A step in the right direction!

As a safety measure, we started with the steps only 150mm from the ground so that any falls would not be from any great height. As the child becomes more adept on the stilts, the steps can be repositioned very easily and refastened at the described height. If necessary, the poles can be substituted later for longer ones, but one step at a time.

Caution: Allow the child to use stilts only under supervision and increase the height of the steps, if you wish to, only when absolutely satisfied the child can handle the stilts when set at the lower levels.

The reason for drilling a hole through each foot for the pole is to reinforce the strength of the step so that the bracket does not take the full weight of the user. In any event, these stilts are designed for a child of a relatively low weight – not big Daddy… no matter how much he wants to show everyone how it’s done!

Materials:

YOU WILL NEED:

  • Two SA pine curtain rods – 1.5m x 33mmØ
  • An offcut of 44x96mm SA pine, cut into two steps about 160mm long
  • Two brackets and 35mm attaching screws
  • Four rubber ferrules

Method:

  1. The materials for one pair of stilts. The ferrules not only protect the stilts’ feet and make them non-slip, but when fitted to the top of the stilts ensures that the top ends will not have any sharply cut edges.

2. Measure off the centre point for the hole for the stilt pole in the step – we placed it at 35mm from the end – there needs to be sufficient wood on the outer side of the step to provide enough strength to the step around the stilt pole.

3. We cut the steps to length and then trimmed the ends to remove 90° corners.

4. The two steps complete – before drilling the holes for the poles.

5.Using an expansive wood bit allows you to set the diameter of the hole precisely… the pole has a diameter of 33mmØ, but the nearest spade bit size to that is 32mm… a fraction too small. Remember, the pole needs to fit very snugly through the step, but not be too loose, or so tight that is cannot be shifted.

6.Adjust the bit and fasten it with the locking screws.

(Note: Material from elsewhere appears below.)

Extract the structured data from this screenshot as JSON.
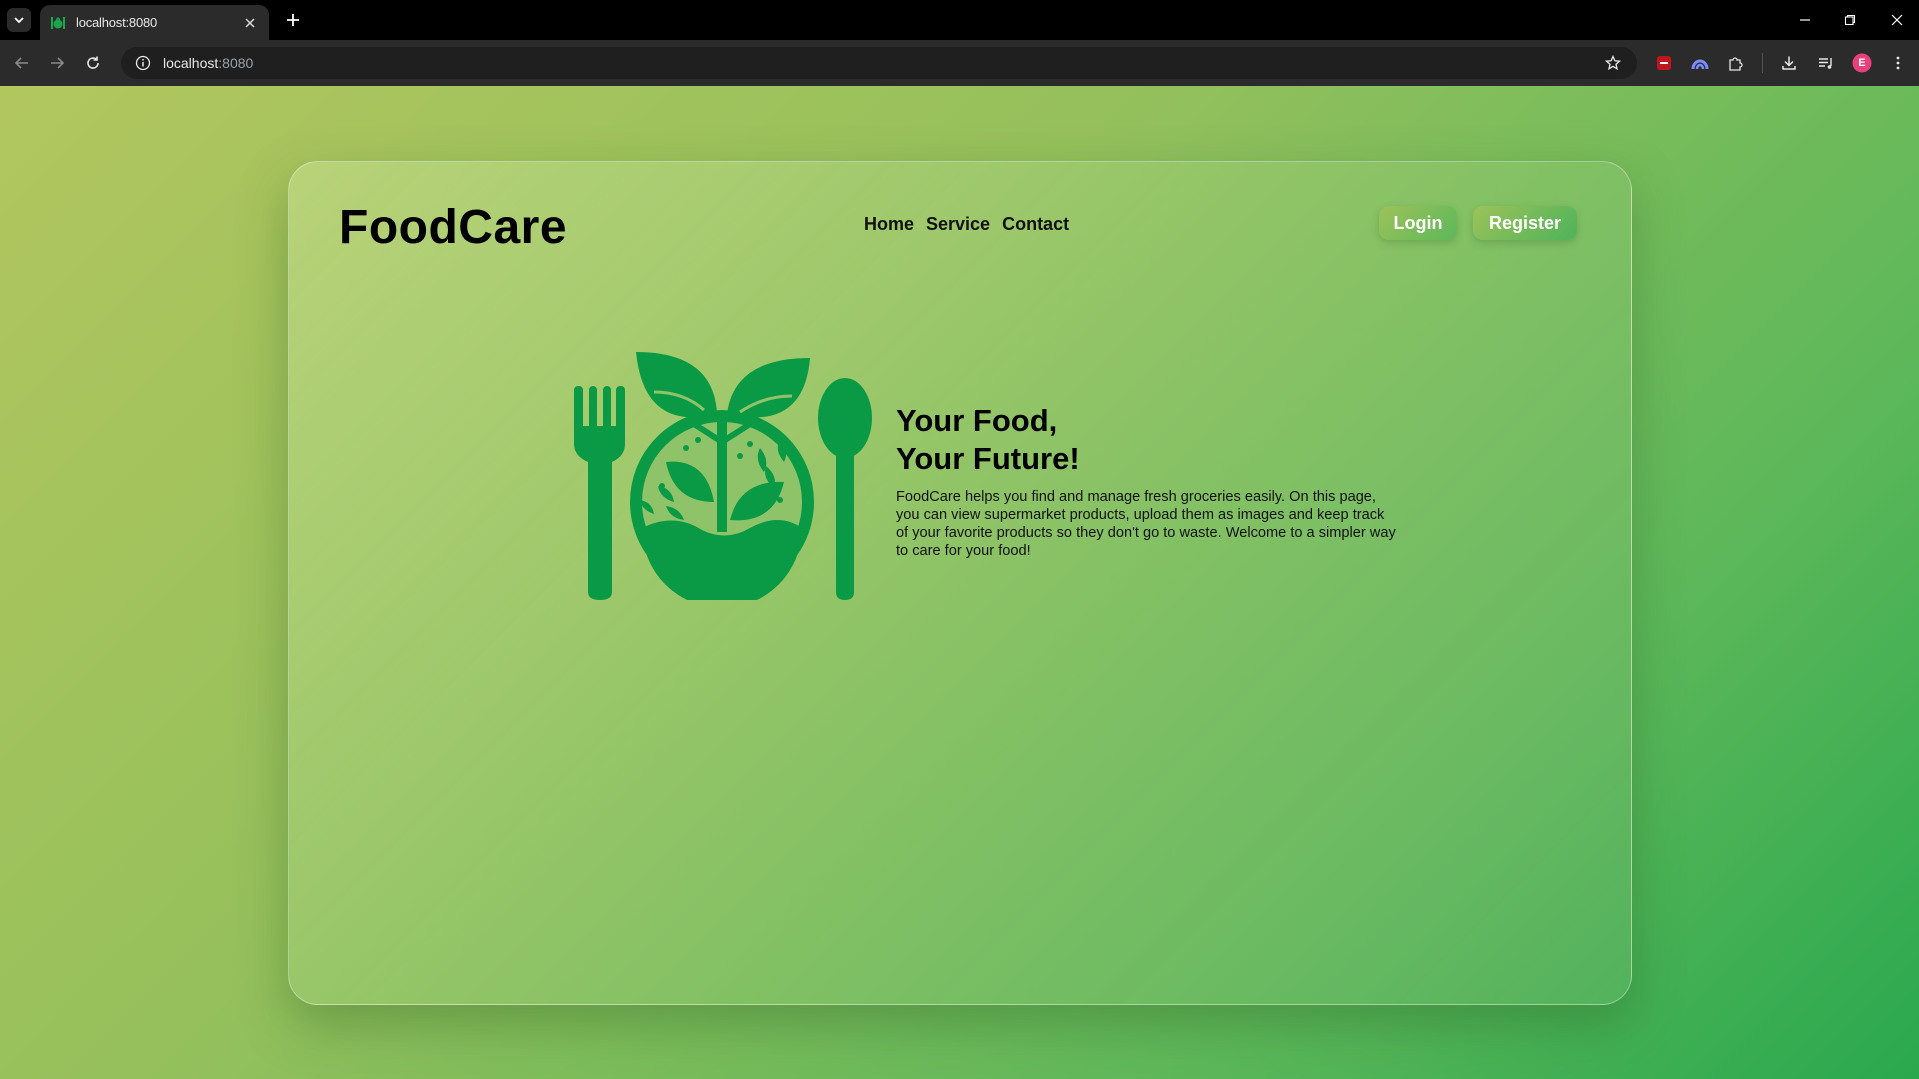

7.The tapered centre screw on the bit can pull the bit into the wood quite aggressively, so we drilled a 3.5mmØ pilot hole for it… so that the bit is still centred, but one can adjust the amount of cutting force on it.

8.Clamp the two steps together so that both can be drilled simultaneously to ensure a clean cut on both.

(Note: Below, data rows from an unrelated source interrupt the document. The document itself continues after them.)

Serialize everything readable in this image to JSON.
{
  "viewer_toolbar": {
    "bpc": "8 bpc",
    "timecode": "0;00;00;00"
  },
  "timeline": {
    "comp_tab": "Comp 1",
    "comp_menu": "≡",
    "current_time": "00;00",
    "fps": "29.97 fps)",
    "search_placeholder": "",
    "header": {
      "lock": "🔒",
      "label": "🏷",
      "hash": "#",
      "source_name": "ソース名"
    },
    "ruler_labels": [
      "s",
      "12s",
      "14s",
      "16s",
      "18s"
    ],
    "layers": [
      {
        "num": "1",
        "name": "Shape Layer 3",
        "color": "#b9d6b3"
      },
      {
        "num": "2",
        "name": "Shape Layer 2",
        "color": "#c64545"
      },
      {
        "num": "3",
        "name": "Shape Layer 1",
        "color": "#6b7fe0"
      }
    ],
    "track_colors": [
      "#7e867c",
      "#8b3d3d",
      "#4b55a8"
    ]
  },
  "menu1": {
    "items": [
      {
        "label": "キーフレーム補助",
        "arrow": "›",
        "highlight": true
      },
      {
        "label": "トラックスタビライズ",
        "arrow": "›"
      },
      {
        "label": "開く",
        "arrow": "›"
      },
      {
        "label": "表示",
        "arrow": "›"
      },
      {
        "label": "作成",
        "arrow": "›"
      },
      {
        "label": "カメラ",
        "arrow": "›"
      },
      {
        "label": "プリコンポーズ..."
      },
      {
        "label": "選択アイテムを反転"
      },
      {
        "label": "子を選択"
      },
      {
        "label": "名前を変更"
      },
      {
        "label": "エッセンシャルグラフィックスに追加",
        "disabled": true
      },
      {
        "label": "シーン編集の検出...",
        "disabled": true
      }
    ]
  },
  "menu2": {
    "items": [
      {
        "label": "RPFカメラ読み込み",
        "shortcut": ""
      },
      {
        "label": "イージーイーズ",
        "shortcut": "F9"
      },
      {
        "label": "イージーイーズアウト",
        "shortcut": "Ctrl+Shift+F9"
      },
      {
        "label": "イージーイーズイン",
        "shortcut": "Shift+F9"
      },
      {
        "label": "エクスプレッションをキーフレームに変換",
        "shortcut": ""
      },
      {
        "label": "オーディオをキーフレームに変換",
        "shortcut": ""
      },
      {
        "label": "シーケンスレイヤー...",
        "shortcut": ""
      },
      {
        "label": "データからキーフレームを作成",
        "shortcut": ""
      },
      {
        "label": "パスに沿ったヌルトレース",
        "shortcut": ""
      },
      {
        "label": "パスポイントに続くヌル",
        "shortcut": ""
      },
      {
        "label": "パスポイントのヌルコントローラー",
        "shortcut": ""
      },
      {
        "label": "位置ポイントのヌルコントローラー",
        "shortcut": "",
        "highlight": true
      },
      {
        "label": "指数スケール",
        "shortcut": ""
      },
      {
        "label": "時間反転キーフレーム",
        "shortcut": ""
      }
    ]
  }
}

9.Drilling the pilot hole through both steps.

10.Now for the more exacting part… more error than trial, using a piece of scrap wood we drilled a series of test holes, making small adjustments to the expansive bit until we arrived at the very precise fit that we wanted.

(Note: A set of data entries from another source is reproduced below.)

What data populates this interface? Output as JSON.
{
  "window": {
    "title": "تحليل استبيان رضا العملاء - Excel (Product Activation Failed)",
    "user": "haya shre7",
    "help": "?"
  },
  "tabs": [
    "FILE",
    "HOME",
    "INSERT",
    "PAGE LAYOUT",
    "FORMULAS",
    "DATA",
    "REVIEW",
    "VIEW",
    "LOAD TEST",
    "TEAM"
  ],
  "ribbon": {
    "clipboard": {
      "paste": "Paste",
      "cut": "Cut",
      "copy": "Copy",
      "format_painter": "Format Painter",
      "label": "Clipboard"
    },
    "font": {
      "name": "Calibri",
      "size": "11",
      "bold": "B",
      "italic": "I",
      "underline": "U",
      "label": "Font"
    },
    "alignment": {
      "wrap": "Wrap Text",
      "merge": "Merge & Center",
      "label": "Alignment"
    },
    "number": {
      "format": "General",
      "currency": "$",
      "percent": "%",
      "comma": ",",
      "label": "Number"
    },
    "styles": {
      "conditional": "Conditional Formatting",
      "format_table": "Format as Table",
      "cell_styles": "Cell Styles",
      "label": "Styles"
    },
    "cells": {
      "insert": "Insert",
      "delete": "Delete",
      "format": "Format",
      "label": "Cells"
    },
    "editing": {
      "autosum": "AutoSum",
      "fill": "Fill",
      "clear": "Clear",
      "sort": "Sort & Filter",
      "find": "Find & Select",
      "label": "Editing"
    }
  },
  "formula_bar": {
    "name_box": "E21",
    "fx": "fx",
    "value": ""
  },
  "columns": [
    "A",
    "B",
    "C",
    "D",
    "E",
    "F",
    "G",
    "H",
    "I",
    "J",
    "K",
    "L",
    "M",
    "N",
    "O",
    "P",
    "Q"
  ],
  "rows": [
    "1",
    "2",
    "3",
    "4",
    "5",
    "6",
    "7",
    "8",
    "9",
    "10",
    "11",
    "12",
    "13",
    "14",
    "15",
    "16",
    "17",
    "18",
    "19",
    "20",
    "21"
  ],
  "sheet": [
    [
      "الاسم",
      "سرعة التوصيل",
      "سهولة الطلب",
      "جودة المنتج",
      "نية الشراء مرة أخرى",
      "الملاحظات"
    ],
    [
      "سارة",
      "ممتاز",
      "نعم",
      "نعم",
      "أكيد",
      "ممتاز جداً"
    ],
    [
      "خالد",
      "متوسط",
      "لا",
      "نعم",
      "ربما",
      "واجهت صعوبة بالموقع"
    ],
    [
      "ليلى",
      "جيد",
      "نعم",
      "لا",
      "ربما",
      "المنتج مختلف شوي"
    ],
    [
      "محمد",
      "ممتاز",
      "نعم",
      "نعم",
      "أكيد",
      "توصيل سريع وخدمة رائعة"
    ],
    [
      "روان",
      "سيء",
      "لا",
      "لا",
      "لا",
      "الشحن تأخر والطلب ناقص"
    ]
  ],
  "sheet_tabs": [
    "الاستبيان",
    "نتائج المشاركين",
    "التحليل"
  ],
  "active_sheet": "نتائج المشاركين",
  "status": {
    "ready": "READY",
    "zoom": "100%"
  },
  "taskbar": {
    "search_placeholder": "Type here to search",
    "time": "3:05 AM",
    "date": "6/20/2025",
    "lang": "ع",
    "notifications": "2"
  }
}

11.Job done.

12.If drilling through one step at a time, drill through about halfway, then flip the step over and complete the hole from the reverse side, so that you have very clean edges to the holes.

13. A little cleaning out with some rolled-up sandpaper ensures the inner surface of each hole is smooth.

14.Then the step is slipped on to the pole… the fit is very snug, so some work is required to move the step to the desired position, but that means that the step itself is very unlikely to allow much flexing of the bracket.

15.A couple of pieces of scrap on either side of the pole, with a 3mm hardboard spacer on each side serendipitously centred the bracket on the pole.

16.The brackets we used are attached with two screws per arm. Naturally, when adjusting the steps’ height, only the two screws driven into the pole are removed and then driven in again when the step is at the desired height.

17.The step attached and ferrule in position.

18.A pair of stilts… ready for action.

Final shot…

Panel:

These materials are available at Selected Mica Stores. To find out which is your closest Mica and whether or not they stock the items required, please go to www.mica.co.za, find your store and call them. If your local Mica does not stock exactly what you need they will be able to order it for you or suggest an alternative product or a reputable source.

Project guide

TIME: an afternoon

COST: R300

Skill: 3

Assistant: No 

Tools required:

Circular cut-off saw, mains-powered drill, 15-45mm expansive wood bit, and cordless drill/driver.